Your task is to copy each line of the material that includes "false".

Source material:
BEGIN

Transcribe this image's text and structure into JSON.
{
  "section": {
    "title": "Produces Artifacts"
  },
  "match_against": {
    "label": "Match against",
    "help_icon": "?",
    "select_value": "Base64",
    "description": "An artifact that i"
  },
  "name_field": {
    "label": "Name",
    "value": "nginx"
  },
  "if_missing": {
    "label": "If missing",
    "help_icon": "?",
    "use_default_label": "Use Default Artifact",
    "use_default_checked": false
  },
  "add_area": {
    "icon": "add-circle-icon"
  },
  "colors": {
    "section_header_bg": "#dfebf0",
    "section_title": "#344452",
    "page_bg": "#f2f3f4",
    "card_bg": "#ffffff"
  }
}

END
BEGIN

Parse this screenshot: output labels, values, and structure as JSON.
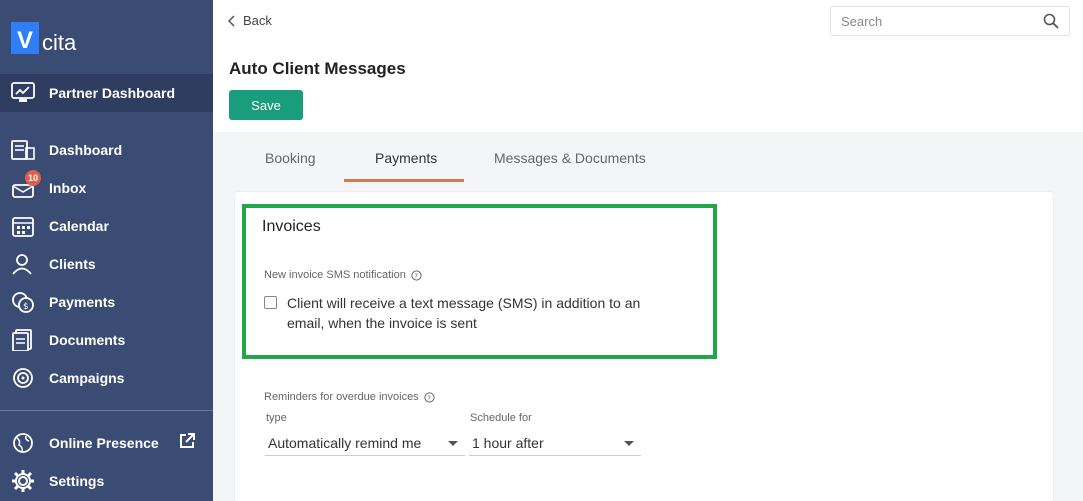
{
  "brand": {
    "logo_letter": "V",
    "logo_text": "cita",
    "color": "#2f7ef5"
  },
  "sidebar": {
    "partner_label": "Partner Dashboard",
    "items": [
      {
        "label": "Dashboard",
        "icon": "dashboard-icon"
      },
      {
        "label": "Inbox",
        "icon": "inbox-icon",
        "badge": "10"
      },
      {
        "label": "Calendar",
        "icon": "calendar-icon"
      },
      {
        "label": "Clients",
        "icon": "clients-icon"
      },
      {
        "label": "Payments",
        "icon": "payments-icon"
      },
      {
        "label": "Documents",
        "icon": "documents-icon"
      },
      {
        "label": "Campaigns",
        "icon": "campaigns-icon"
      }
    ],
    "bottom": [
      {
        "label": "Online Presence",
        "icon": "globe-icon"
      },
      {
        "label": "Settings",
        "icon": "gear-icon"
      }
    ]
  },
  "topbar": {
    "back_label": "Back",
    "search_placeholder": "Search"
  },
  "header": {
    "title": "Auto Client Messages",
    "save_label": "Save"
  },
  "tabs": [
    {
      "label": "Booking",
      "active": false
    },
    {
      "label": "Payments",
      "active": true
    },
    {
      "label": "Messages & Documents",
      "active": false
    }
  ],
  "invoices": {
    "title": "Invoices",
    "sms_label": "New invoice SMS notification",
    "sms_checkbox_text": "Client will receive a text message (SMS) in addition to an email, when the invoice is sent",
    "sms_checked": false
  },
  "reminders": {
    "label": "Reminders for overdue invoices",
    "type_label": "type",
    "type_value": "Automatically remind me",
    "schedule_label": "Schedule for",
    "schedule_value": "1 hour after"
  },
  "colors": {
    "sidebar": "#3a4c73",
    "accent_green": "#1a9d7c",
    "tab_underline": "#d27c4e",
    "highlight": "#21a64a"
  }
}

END

Result for this task:
    "use_default_checked": false
      "active": false
      "active": false
    "sms_checked": false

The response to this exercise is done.